But no trip down the Cali coast would be complete without visiting a winery along the way. Perhaps i came across a bit sniffy about Californian wine earlier in this post and that wasn’t fair. Inspired by a bottle of lush, apricotty Viognier from the Victor Hugo Winery (served at the excellent The Galley fish restaurant in Morro Bay), we stopped at the Roblar winery in the Santa Ynez Valley.
We enjoyed a tasting of five wines each, although sadly i was driving in the afternoon and had to donate part of my allocation with heavy heart to Franki. Here’s a picture of me with a heavy heart.
Highlights were a mouth-dominating cherry-noted 2011 Grenache and the 2012 Santa Rita Hills Chardonnay, which offered rich fruit flavours rather than the minerality i usually dislike about this grape. Both went very well with Roblar’s delicious flatbread pizzas. The winery itself is in a peaceful sunny estate that wouldn’t look out of place in the depths of rural Provence, despite being only a stone’s throw from the freeway.

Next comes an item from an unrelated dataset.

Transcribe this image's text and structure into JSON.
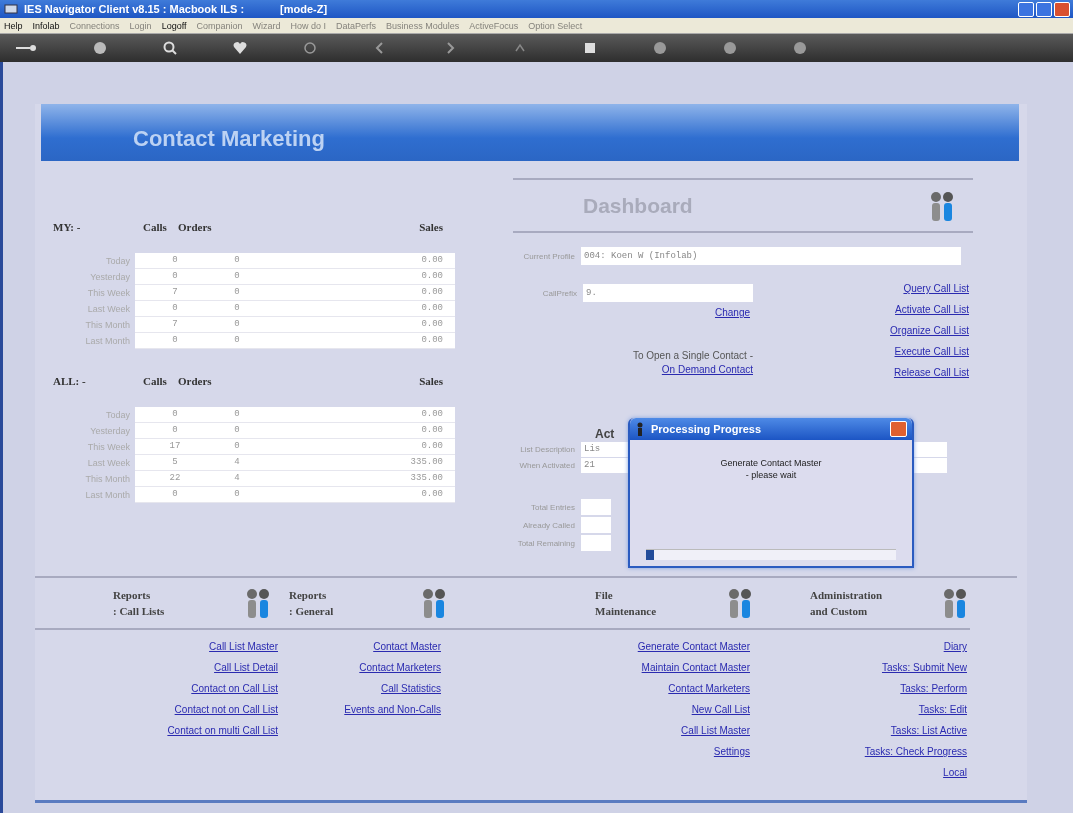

The wining/dining area itself is rather less rustic but stylishly decorated in the manner of an old farmhouse renovated with modernist flair.
In our limited experience, California is something of a tippler’s haven, with beer, wine and cocktails to write home about. It’s also hard to get about without driving though, so make sure you have a designated driver or enough greenbacks for a cab/Uber.
Top tipple: Work your way through those local Californian IPAs but i loved the Reissdorf Koelsch.
Gourmet’s choice: 2011 Grenache (14.9%, $32 a bottle), a blend from Roblar and the Camp 4 estate.
Bubbling under: Irish Coffee was supposedly popularised by the Buena Vista Cafe near Fisherman’s Wharf in San Francisco. It’s a creamy treat.
What to slur drunkenly: “Hey careful man, there’s a beverage here!” [The Dude, 1998]
Next stop on Booze of the World: Guatemala